When I was younger, Saturday mornings included monochromatic episodes of my favorite crime fighters. Batman, Superman and others took turns fending off evil in 30-minute segments.
In each episode, you could count on the world to be threatened by some new “death-ray” or device to serve an evil plot. And not to be outdone, the nobler vigilantes would strike back with something powerful from their own arsenal.
As I laid on the couch watching these episodes, I had no trouble distinguishing the “good guys” from the “bad guys.”
Sure, the colors of their tights, the high-tech toys for fighting or perpetrating crime and the catch-phrases all made it easy to tell which side they were on. Superman and Batman had their gizmos and powers, but so did their nemeses. Everybody was armed to the teeth with their own weapons.
Past these most obvious methods of telling them apart, there has to be something else that separates these two groups.
There has to be something more substantive that lets everyone know – beyond a shadow of a doubt – who the good guy is.
So what separates villains from superheroes?
If you’re looking for an answer, you won’t have to study superhero re-runs.
While those shows have been taken off of the air, don’t fret. Heroes just like them still exist, and you know at least two of them very well.
Envision your favorite high-flying hero. Take away the ability to fly, the laser vision and anything else that made Heroes “super.” At first, you might not recognize them. They’re less flashy, might look a little haggard, but they’re just as valiant.
Ladies and gentlemen, if you’re trying to envision such a hero in your head, think of your parents.
Albeit less muscular and slower with catchphrases, parents go above and beyond with superhuman strength each day. They have the one job that doesn’t allow days off; they don’t get vacation; they don’t clock out at the end of a long workday; they’re always accountable. Between balancing adult issues and concerns of their own, and constantly solving the issues of their children, they have to fight serious problems at all times.
And before you shrug this off and say that these are small responsibilities, give it some thought.

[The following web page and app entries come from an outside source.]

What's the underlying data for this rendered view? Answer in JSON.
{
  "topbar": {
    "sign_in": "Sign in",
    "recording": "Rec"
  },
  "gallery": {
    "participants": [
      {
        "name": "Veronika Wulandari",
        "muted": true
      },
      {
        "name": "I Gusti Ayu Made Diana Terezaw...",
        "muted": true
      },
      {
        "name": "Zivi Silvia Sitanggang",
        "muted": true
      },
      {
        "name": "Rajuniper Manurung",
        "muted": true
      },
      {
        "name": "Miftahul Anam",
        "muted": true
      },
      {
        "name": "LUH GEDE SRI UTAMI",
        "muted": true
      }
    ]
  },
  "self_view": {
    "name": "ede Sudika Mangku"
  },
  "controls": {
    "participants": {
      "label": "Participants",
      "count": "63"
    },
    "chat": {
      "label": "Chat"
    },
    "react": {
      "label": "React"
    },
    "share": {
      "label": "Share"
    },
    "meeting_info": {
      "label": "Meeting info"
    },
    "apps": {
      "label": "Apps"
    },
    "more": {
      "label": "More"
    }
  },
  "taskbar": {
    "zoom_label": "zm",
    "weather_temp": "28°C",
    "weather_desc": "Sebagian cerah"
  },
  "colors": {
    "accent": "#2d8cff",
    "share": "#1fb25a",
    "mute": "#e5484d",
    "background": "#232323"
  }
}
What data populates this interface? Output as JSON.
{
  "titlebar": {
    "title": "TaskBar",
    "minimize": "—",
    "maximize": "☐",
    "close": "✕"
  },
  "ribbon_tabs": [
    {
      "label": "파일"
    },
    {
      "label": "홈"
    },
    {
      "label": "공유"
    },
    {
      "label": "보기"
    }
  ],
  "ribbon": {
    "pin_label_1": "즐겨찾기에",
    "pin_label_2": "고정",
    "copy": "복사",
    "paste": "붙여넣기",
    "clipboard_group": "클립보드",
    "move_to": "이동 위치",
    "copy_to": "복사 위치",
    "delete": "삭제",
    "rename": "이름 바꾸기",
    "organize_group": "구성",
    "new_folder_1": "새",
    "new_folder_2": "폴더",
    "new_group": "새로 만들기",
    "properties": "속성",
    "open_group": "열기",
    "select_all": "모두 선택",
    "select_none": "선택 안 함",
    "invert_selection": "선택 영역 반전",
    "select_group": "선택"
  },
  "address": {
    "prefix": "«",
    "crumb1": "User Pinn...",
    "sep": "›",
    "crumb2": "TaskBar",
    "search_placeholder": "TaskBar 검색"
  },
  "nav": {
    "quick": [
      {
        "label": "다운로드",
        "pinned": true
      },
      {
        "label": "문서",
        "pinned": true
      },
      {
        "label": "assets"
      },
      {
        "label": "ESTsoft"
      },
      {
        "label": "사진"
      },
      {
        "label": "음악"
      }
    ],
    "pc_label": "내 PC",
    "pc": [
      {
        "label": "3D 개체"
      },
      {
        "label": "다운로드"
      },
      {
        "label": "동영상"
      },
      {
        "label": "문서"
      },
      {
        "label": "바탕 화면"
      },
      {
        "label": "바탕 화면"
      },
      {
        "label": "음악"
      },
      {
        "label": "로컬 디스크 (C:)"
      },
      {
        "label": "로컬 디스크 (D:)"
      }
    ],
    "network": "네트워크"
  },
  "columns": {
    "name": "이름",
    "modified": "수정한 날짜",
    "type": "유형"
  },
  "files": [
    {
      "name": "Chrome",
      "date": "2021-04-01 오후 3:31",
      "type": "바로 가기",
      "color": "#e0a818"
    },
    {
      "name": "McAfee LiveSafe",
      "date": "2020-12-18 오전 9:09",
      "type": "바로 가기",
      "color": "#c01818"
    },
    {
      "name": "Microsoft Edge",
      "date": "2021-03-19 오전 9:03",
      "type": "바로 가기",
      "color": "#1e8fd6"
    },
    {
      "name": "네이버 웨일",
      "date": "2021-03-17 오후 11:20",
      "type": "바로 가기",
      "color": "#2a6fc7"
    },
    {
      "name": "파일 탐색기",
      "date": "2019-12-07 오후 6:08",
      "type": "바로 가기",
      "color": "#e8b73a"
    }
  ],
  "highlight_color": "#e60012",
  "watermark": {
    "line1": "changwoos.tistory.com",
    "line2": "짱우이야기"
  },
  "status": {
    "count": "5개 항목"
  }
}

You can witness these heroes fighting evil and protecting the public. Parents do more than pack their childrens’ lunches or tuck them in at night. They’re responsible for the moral formation of their youngsters; they’re the first to swoop in if a child begins down the wrong path in their own life. This is the largest example of battling evil there is.
And the really amazing part? These heroes do it all without breaking a sweat, or letting their children see them struggle.
Heroes aren’t special because they face adversity without ever struggling, or because they’re guaranteed to win. They’re heroes because they don’t know they’ll win, and most likely not even sure they know what they’re doing. Despite all of that, they don’t ever doubt that they’re doing what’s right and for the right reasons.
So, returning to my initial question: what separates the heroes from the villains? The answer is intentions. Villains fight for evil and heroes fight for good. Heroes think of others, and stick their necks out time and again for loved ones, and strangers. Laser vision, Batmobiles, and the fancy hardware were just accessories, tools to accomplish their goals of good. These items never made the hero; the hero exists independently.
Pure and selfless intentions are the things that rank our parents among the rest of the heroes we idolize. They stand nothing to gain by working themselves to the bone or giving up their own comfort, but they do it anyway.
They do it because their children, the future of the world, need them. They sacrifice themselves, risk their own safety and happiness and tuck their capes inside their business attire to avoid taking too much credit. Simply, parents are heroes because they give of themselves out of a singularly courageous duty to do what’s right.